Work order: Scan the records for lines holding "brand". Say how many there are and give nothing else.
Data for analysis START
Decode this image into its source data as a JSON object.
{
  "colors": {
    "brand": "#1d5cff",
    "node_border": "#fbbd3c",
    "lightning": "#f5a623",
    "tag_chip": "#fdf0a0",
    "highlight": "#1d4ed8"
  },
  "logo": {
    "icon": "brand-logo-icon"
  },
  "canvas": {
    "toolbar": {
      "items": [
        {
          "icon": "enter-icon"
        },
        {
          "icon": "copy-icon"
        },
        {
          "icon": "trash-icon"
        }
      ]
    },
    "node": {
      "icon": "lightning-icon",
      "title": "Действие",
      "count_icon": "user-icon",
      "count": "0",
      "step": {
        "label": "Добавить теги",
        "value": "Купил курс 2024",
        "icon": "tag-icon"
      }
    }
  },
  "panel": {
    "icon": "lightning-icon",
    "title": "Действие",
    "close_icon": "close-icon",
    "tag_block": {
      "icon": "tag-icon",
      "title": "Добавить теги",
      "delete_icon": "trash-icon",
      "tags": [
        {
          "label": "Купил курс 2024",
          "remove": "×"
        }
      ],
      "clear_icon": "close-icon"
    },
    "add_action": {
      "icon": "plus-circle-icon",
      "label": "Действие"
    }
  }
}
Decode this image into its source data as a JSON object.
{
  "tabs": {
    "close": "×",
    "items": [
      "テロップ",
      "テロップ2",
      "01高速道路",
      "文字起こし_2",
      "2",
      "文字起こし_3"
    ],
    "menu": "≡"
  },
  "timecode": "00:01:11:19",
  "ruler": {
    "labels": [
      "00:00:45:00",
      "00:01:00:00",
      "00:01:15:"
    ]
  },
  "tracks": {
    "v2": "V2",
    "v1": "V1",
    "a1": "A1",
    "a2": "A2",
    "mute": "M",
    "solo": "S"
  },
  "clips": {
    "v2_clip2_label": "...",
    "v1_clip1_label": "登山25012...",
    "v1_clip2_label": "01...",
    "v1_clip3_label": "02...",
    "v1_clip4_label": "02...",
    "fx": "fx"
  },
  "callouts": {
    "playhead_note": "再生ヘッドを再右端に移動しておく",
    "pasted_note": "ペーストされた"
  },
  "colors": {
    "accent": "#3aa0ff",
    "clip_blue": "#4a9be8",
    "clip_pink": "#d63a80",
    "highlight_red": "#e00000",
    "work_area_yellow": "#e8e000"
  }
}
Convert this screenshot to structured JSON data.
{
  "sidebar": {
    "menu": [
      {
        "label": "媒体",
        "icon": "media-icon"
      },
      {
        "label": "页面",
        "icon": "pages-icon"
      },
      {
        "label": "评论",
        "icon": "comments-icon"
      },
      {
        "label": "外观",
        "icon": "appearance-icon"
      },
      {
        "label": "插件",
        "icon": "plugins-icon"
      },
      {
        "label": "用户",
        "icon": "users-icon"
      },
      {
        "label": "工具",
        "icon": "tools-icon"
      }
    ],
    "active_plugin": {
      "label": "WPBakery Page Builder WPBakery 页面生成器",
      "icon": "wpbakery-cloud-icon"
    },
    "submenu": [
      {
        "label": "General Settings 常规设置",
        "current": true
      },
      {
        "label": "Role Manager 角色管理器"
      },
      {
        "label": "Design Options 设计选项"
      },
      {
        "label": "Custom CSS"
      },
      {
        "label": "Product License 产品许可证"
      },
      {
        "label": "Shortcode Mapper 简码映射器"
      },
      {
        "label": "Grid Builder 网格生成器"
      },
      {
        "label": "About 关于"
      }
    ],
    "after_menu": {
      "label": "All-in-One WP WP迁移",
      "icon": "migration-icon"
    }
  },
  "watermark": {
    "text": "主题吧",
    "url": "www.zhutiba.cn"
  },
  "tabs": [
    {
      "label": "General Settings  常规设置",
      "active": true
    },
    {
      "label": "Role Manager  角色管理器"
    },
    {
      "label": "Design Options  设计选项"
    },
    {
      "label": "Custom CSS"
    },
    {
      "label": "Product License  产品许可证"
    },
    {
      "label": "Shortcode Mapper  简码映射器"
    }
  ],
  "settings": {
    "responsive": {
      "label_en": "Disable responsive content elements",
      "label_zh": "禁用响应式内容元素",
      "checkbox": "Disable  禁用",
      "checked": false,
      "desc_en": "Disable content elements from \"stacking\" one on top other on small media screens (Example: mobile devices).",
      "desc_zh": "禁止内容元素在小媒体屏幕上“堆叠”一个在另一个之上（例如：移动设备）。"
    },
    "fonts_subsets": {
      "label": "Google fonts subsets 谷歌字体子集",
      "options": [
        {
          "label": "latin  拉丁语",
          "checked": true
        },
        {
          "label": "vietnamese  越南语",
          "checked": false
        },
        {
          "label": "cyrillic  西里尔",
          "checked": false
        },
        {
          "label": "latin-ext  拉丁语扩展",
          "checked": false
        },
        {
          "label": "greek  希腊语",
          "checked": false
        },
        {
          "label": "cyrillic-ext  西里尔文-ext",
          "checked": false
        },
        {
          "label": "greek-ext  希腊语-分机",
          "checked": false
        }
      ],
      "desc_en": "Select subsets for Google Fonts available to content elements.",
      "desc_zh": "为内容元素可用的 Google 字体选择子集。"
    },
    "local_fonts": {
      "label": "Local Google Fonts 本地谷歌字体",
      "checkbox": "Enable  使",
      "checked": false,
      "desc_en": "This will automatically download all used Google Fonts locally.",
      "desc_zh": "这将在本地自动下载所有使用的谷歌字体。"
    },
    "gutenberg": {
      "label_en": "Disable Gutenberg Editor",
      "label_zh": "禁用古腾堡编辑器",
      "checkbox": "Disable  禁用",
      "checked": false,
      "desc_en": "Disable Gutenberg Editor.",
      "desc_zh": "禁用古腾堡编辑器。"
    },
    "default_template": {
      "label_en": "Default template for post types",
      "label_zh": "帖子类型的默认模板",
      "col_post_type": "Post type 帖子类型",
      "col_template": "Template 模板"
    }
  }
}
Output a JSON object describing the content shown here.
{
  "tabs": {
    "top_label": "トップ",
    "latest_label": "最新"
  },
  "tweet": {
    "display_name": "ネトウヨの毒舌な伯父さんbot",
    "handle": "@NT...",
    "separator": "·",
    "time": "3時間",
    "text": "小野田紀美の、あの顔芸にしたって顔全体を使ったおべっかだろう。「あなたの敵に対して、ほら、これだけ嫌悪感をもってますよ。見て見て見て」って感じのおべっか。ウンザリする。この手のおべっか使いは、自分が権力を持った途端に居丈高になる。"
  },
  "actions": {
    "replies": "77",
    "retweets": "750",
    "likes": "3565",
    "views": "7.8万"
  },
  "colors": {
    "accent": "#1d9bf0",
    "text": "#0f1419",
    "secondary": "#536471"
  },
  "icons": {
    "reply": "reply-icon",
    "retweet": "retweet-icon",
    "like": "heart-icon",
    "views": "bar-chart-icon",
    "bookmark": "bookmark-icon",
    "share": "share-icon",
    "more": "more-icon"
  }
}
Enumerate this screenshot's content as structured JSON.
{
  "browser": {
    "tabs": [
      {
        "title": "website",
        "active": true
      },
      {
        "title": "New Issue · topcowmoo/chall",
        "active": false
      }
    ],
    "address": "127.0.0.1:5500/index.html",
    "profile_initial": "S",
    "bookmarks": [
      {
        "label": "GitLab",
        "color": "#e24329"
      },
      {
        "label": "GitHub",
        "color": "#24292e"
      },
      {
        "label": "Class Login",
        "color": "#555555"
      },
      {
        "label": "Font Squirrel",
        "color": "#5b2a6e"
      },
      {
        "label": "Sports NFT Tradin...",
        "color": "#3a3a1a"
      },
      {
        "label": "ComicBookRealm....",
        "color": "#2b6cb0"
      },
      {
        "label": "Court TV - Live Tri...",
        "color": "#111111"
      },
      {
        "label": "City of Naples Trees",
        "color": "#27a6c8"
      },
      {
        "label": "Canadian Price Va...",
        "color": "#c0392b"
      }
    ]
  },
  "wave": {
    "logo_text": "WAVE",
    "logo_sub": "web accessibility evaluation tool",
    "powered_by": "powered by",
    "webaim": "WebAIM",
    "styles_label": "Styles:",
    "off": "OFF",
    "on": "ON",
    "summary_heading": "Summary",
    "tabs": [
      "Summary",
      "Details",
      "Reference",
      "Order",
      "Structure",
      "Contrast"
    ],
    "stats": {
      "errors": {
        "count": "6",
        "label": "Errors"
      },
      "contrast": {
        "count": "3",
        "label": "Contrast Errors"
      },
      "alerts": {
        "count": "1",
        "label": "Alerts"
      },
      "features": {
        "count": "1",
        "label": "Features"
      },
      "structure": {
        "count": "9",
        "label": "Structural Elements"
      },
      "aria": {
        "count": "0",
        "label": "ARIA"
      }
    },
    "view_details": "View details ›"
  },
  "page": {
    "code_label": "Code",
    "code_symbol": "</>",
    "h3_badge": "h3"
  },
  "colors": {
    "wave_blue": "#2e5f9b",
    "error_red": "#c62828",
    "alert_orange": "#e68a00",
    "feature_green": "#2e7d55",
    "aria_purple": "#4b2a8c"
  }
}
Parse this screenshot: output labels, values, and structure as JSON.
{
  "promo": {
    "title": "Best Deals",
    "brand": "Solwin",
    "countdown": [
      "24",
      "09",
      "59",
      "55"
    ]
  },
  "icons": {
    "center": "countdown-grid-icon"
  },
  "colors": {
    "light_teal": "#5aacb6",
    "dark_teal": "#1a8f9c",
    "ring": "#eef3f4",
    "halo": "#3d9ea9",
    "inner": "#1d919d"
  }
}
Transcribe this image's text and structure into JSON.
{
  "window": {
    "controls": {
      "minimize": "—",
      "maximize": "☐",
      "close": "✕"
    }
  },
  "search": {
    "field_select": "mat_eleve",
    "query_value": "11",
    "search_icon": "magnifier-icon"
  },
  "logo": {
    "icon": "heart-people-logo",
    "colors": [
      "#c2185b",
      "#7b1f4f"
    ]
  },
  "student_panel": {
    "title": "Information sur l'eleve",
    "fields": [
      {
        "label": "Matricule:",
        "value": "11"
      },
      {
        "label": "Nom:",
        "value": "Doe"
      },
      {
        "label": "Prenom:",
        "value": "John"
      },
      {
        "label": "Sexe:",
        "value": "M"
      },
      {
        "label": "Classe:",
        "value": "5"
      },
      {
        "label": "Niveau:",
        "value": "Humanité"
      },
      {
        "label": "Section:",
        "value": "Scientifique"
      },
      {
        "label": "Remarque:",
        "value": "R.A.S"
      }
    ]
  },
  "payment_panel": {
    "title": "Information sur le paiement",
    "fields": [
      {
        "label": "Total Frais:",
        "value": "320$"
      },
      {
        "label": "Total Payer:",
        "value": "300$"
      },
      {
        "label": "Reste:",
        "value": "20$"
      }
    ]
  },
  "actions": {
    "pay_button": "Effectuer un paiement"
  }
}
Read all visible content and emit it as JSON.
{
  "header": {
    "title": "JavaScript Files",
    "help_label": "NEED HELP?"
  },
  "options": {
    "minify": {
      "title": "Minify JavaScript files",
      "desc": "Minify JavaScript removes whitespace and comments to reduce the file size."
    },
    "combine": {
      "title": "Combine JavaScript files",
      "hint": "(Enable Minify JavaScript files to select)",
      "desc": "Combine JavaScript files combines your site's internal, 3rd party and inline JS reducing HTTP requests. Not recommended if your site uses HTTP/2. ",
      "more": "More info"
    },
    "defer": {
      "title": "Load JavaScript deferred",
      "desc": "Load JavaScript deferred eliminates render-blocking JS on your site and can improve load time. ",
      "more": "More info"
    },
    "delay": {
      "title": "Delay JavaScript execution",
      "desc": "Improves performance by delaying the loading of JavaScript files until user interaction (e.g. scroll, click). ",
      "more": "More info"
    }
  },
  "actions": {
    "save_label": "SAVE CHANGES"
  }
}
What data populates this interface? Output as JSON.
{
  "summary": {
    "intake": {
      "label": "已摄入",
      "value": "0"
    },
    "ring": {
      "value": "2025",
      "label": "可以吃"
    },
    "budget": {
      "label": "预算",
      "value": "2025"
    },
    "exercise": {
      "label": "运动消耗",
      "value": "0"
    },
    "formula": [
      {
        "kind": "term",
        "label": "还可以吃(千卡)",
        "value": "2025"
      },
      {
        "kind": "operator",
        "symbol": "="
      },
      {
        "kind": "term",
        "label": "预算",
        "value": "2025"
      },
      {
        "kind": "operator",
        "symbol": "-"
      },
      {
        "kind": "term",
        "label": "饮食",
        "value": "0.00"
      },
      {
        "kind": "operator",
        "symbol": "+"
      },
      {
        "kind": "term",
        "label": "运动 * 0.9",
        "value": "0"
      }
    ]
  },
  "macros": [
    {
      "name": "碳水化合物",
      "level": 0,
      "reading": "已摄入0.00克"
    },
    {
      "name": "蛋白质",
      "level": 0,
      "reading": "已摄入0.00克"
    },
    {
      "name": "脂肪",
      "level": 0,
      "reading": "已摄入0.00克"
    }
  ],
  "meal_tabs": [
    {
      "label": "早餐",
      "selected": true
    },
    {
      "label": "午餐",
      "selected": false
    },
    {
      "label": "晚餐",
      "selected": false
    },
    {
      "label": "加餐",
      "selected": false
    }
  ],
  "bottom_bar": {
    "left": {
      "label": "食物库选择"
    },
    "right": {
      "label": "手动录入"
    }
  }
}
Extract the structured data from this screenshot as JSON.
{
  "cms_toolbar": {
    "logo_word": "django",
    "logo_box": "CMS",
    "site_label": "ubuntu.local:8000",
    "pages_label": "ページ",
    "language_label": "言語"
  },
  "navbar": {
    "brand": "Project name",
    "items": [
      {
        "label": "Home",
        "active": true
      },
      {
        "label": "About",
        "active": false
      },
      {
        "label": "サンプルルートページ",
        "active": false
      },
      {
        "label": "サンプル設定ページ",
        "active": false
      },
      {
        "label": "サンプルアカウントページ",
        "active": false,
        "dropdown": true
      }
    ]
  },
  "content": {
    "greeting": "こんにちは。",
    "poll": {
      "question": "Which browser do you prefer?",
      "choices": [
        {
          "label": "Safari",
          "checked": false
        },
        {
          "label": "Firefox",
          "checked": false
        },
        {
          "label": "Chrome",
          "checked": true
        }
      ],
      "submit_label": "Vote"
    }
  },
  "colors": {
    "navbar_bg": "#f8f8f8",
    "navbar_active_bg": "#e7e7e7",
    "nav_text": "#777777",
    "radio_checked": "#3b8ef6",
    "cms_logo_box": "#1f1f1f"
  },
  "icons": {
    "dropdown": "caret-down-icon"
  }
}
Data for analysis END
Task result: 4